[Data excerpts]
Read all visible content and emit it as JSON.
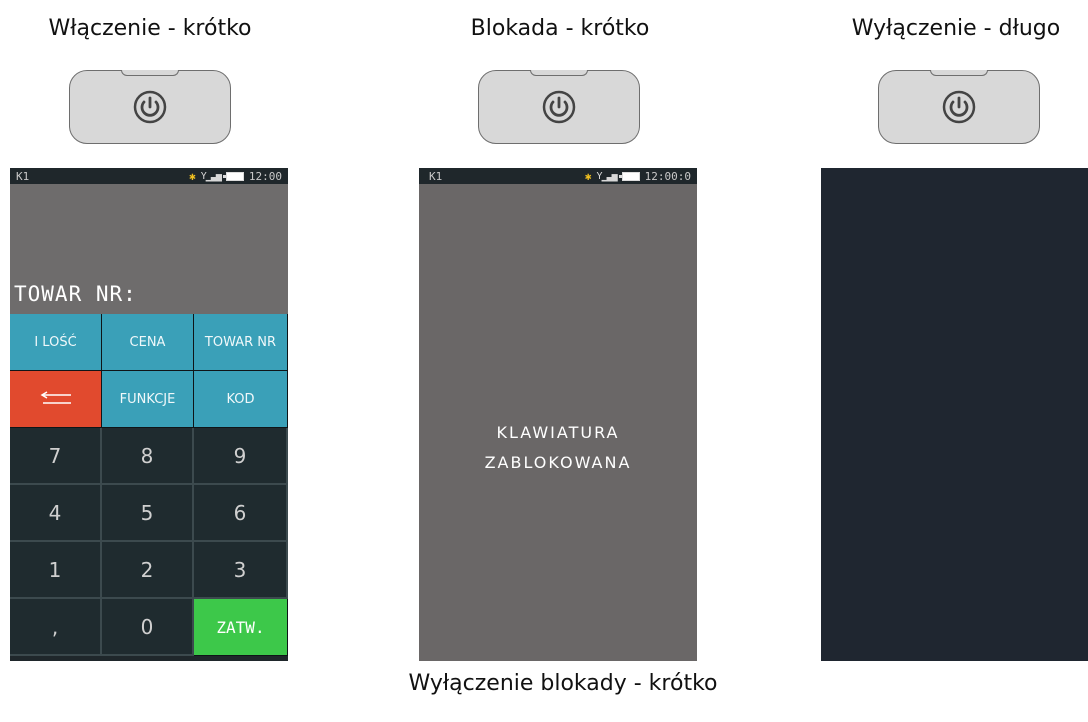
{
  "captions": {
    "power_on": "Włączenie - krótko",
    "lock": "Blokada - krótko",
    "power_off": "Wyłączenie - długo",
    "unlock": "Wyłączenie blokady - krótko"
  },
  "status_bar": {
    "left_label": "K1",
    "time_1": "12:00",
    "time_2": "12:00:0"
  },
  "screen_main": {
    "display_label": "TOWAR NR:",
    "keys": [
      {
        "label": "I LOŚĆ",
        "style": "teal"
      },
      {
        "label": "CENA",
        "style": "teal"
      },
      {
        "label": "TOWAR NR",
        "style": "teal"
      },
      {
        "label": "",
        "style": "red",
        "icon": "back-arrow-icon"
      },
      {
        "label": "FUNKCJE",
        "style": "teal"
      },
      {
        "label": "KOD",
        "style": "teal"
      },
      {
        "label": "7",
        "style": "num"
      },
      {
        "label": "8",
        "style": "num"
      },
      {
        "label": "9",
        "style": "num"
      },
      {
        "label": "4",
        "style": "num"
      },
      {
        "label": "5",
        "style": "num"
      },
      {
        "label": "6",
        "style": "num"
      },
      {
        "label": "1",
        "style": "num"
      },
      {
        "label": "2",
        "style": "num"
      },
      {
        "label": "3",
        "style": "num"
      },
      {
        "label": ",",
        "style": "num"
      },
      {
        "label": "0",
        "style": "num"
      },
      {
        "label": "ZATW.",
        "style": "green"
      }
    ]
  },
  "screen_locked": {
    "line1": "KLAWIATURA",
    "line2": "ZABLOKOWANA"
  },
  "colors": {
    "teal_key": "#3aa0b8",
    "red_key": "#e14a2e",
    "green_key": "#3dc84a",
    "dark_key": "#1f2b2f",
    "display_gray": "#6e6c6c",
    "off_screen": "#1f2630"
  },
  "icons": [
    "power-icon",
    "bluetooth-icon",
    "signal-icon",
    "battery-icon",
    "back-arrow-icon"
  ]
}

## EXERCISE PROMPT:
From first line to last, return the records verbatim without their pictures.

## REPLY TO THE TASK:
Read all visible content and emit it as JSON.
{
  "captions": {
    "power_on": "Włączenie - krótko",
    "lock": "Blokada - krótko",
    "power_off": "Wyłączenie - długo",
    "unlock": "Wyłączenie blokady - krótko"
  },
  "status_bar": {
    "left_label": "K1",
    "time_1": "12:00",
    "time_2": "12:00:0"
  },
  "screen_main": {
    "display_label": "TOWAR NR:",
    "keys": [
      {
        "label": "I LOŚĆ",
        "style": "teal"
      },
      {
        "label": "CENA",
        "style": "teal"
      },
      {
        "label": "TOWAR NR",
        "style": "teal"
      },
      {
        "label": "",
        "style": "red",
        "icon": "back-arrow-icon"
      },
      {
        "label": "FUNKCJE",
        "style": "teal"
      },
      {
        "label": "KOD",
        "style": "teal"
      },
      {
        "label": "7",
        "style": "num"
      },
      {
        "label": "8",
        "style": "num"
      },
      {
        "label": "9",
        "style": "num"
      },
      {
        "label": "4",
        "style": "num"
      },
      {
        "label": "5",
        "style": "num"
      },
      {
        "label": "6",
        "style": "num"
      },
      {
        "label": "1",
        "style": "num"
      },
      {
        "label": "2",
        "style": "num"
      },
      {
        "label": "3",
        "style": "num"
      },
      {
        "label": ",",
        "style": "num"
      },
      {
        "label": "0",
        "style": "num"
      },
      {
        "label": "ZATW.",
        "style": "green"
      }
    ]
  },
  "screen_locked": {
    "line1": "KLAWIATURA",
    "line2": "ZABLOKOWANA"
  },
  "colors": {
    "teal_key": "#3aa0b8",
    "red_key": "#e14a2e",
    "green_key": "#3dc84a",
    "dark_key": "#1f2b2f",
    "display_gray": "#6e6c6c",
    "off_screen": "#1f2630"
  },
  "icons": [
    "power-icon",
    "bluetooth-icon",
    "signal-icon",
    "battery-icon",
    "back-arrow-icon"
  ]
}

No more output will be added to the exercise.